DaChan Bay Terminals (DCB) is part of the Port of Shenzhen, the third-busiest container port in the world. To handle ship traffic DCB deploys a full fleet of electricity-powered rubber tyred gantry cranes (e-RTGs) and dual hoist tandem-lift QCs, which are able to simultaneously handle two 40-foot containers. DCB is the world's first container terminal to deploy a full fleet of e-RTGs, using electricity instead of diesel. E-RTGs emit no CO2 emissions during their operations in terminals and their indirect CO2 emissions are 60% lower than those of diesel-powered RTGs. All quay cranes are also electricity-powered. These cranes are able to simultaneously handle two 40-foot containers or four 20-foot containers with lower energy consumption and higher productivity.
Ports must continually invest in infrastructure and efficient equipment to remain competitive. The largest ports in particular have made substantial upgrades to serve mega-vessels, for example triple-e vessels carrying more than 18,000 TEUs. Port container terminals have been transformed into mega-terminals capable of handling more than 3.5 million TEUs per year.
This is the age of mega ships. These massive ships are carrying more cargo than ever before, and play a vital role in maritime transportation, dictating the future of the shipping industry. Just two years ago, the largest ship had a capacity of 19,200 TEUs.

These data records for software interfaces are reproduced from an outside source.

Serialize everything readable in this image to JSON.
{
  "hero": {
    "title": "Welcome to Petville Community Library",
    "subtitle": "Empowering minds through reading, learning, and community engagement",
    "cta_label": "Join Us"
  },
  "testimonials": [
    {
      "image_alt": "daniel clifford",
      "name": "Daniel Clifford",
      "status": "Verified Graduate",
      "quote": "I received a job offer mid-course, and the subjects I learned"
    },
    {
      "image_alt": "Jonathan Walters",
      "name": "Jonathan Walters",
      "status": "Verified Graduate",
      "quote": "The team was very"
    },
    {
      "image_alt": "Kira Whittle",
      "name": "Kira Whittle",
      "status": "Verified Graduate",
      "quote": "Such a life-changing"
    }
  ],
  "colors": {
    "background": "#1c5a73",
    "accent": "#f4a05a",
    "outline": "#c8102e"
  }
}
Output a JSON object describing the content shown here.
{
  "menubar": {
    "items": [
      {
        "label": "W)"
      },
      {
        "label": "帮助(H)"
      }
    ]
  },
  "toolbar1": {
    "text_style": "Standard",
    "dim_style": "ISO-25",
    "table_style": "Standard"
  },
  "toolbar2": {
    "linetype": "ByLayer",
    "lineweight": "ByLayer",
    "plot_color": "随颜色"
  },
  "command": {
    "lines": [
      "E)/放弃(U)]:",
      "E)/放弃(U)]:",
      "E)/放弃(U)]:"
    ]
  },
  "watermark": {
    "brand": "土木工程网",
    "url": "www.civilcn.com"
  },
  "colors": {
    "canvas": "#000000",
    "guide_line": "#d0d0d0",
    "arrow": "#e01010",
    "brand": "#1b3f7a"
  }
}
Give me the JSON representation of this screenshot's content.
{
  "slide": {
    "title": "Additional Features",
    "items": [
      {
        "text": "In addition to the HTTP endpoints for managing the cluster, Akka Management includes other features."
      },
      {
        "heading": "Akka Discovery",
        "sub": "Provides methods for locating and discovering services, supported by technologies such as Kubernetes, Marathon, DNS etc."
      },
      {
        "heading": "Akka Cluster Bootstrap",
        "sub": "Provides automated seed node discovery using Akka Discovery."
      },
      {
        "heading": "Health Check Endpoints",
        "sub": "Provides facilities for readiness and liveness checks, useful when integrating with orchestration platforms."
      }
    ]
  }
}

On June 26, 2016, the Panama Canal opened its new set of locks, thus guaranteeing the transits of Neopanamaxsize vessels. After more than one year of operations, we have witnessed more than 1,700 transits of these larger ships, which are distributed among several market segments.
Shipping lines’ recent strategy shifts have strained market conditions, highlighted by the ultimate collapse of Hanjin Shipping in February 2017. Hanjin Shipping accounted for approximately 10% of all container handling at Busan ports, so its demise pushed Busan Port Authority (BPA) into the red, with total container handling plunging 0.1% in 2016 from 2015.
Two trends have defined container shipping in the past decade. To start with, bigger and bigger ships were built at an unprecedented pace. The result was systemic overcapacity, which triggered various consolidations among shipping companies. The second is that port authorities and terminal operators were faced with major challenges owing to this development.
IMO Member States will in June 2017 begin to develop a strategy to reduce CO2 emissions from the international shipping sector, in line with the ambitious spirit of the Paris Agreement on climate change
The ultimate reason to develop ports is to stimulate exports or imports, not to satisfy shipping companies. However, most ports are very attentive to the demands of their customers – too attentive. Sure enough, not providing satisfactory services could mean that shipping companies call another port.
In the new era we see, vendors of solutions will date to venture out their niches and look for solutions that connect and interchange information in real time to provide actionable visibility and enable efficient decision making. These solutions will be possible because new standards for information exchange and a set of common semantics have evolved.
Today’s trainee is Rory, and it's his very first time operating a ship-to-shore crane. Yet, in gusting 40mph winds in a cab 53 metres from the Liverpool quayside, he's already moved five stacks of 40ft containers from a mega-ship sitting in the River Mersey to a waiting trailer below on the new £400m Liverpool2 container terminal.
Digitising complete supply chains and automating information exchange could form a solution to this problem . In order to overcome current information exchange barriers research is currently being undertaken on the translation of the internet to the real-world.